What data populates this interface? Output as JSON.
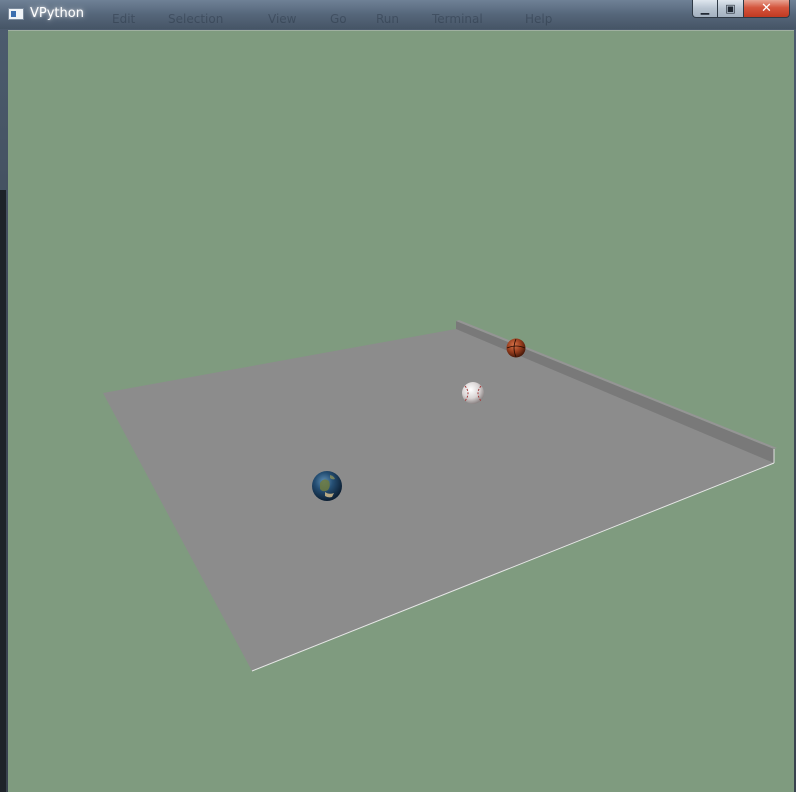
{
  "window": {
    "title": "VPython",
    "ghost_menu_labels": [
      "Edit",
      "Selection",
      "View",
      "Go",
      "Run",
      "Terminal",
      "Help"
    ]
  },
  "controls": {
    "minimize_icon": "minimize-icon",
    "maximize_icon": "maximize-icon",
    "close_icon": "close-icon"
  },
  "scene": {
    "background_color": "#7f9b7f",
    "floor_color": "#8c8c8c",
    "wall_color": "#7a7a7a",
    "objects": [
      {
        "name": "earth-sphere",
        "texture": "earth"
      },
      {
        "name": "baseball-sphere",
        "texture": "baseball"
      },
      {
        "name": "basketball-sphere",
        "texture": "basketball"
      }
    ]
  }
}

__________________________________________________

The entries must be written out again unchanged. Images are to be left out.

### Solution
What data populates this interface? Output as JSON.
{
  "window": {
    "title": "VPython",
    "ghost_menu_labels": [
      "Edit",
      "Selection",
      "View",
      "Go",
      "Run",
      "Terminal",
      "Help"
    ]
  },
  "controls": {
    "minimize_icon": "minimize-icon",
    "maximize_icon": "maximize-icon",
    "close_icon": "close-icon"
  },
  "scene": {
    "background_color": "#7f9b7f",
    "floor_color": "#8c8c8c",
    "wall_color": "#7a7a7a",
    "objects": [
      {
        "name": "earth-sphere",
        "texture": "earth"
      },
      {
        "name": "baseball-sphere",
        "texture": "baseball"
      },
      {
        "name": "basketball-sphere",
        "texture": "basketball"
      }
    ]
  }
}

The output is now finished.